That day has finally arrived.
Scientists reported Wednesday in the journal Nature that they have been able to implant a chip in Burkhart's brain that sends signals to an array of 130 electrodes embedded in a "sleeve" he wears on his arm that has given him the ability to move his hand with significant accuracy. Holding a glass of water and pouring it out. Using a stick to stir the contents of a jar. Playing Guitar Hero. Swiping a credit card.
These are the movements of mundane, daily life that many of us take for granted. But for Burkhart it's nothing short of a miracle.
"The first time I was able to open and close my hands it really gave me a sense of hope for the future," Burkhart, now 24, said in a call with reporters.
Lead researchers Chad Bouton, Nick Annetta and Ali Rezai said the effort took a multi-disciplinary team of scientists from neurosurgery to electrical engineering. The technique they used involves reconnecting the brain to the body by bypassing the damaged spinal cord.
For the interface to work, Burkhart concentrates on the movement he wants to make and a computer connected to the chip translates those signals into something his muscles understand. It turns out that each person has his or her own unique language that makes the machine a kind of "interpreter."
The study marks the first time a paralyzed patient has been able to regain movement in his own body — a total of six different wrist and hand motions — by using signals that originated within the brain.
"We were not sure this would be possible. This result really exceeded our expectations," said Bouton, a researcher at the Feinstein Institute for Medical Research in Manhasset, N.Y.
Burkhart tested and fine-tuned the system during up to three sessions a week for 15 months after the operation that implanted the chip in his brain’s motor cortex region. The surgery was led by Rezai, director of the Center for Neuromodulation at Ohio State University’s Wexner Medical Center.
When the doctors first broached the procedure and experiment, he was hesitant. “It was something I certainly had to consider for quite a bit of time,” he recalled.
But in the end, Burkhart said, he felt the risk was worth it because of the technology’s potential for improving his daily quality of life. “For me being in a wheelchair and not being able to walk is not the biggest thing.” Rather, “it’s the lack of independence” that comes from not being able to use his hands. “I have to rely on so many people for things.”
The breakthrough is one of a number of recent advances in brain-computer interfaces for paralysis. In December 2012, scientists from the University of Pittsburgh helped Jan Scheuermann, who is quadriplegic, grab chocolate and put it to her mouth with a robotic appendage. Others have been experimenting with similar treatments for people with Lou Gehrig's disease and stroke.

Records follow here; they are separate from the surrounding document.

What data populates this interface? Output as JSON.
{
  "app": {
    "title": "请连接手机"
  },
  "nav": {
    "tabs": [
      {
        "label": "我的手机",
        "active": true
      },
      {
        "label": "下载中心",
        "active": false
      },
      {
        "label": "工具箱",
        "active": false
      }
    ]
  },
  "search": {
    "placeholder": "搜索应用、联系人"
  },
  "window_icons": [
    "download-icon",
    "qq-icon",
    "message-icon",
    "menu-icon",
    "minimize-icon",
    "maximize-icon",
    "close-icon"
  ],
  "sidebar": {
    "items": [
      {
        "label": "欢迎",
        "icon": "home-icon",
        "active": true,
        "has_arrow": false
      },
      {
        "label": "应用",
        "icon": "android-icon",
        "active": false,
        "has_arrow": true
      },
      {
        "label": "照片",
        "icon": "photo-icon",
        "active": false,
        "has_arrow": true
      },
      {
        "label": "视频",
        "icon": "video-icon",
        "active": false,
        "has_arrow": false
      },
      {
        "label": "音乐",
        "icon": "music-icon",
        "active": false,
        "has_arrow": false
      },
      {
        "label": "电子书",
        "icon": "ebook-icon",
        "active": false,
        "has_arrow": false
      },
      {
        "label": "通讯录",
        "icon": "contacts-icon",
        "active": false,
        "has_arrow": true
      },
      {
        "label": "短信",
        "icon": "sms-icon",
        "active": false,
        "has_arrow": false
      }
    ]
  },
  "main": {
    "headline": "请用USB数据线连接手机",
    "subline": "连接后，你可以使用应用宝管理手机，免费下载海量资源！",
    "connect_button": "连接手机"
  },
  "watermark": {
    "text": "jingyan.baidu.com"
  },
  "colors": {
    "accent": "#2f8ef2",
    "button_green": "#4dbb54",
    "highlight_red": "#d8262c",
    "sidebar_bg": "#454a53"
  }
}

Throughout the world, millions of people are living with full or partial paralysis, and the achievement marks what scientists say may be a new era in the types of treatment available to them. While the interface can only be used in the lab at this time, Annetta, an electrical engineer at the Ohio-based Battelle Memorial Institute, said their immediate goals include miniaturizing the equipment and making it more practical for patients so they can use it in their homes or out and about in their communities.
"This opens up so many opportunities now that we know it’s possible," Bouton said.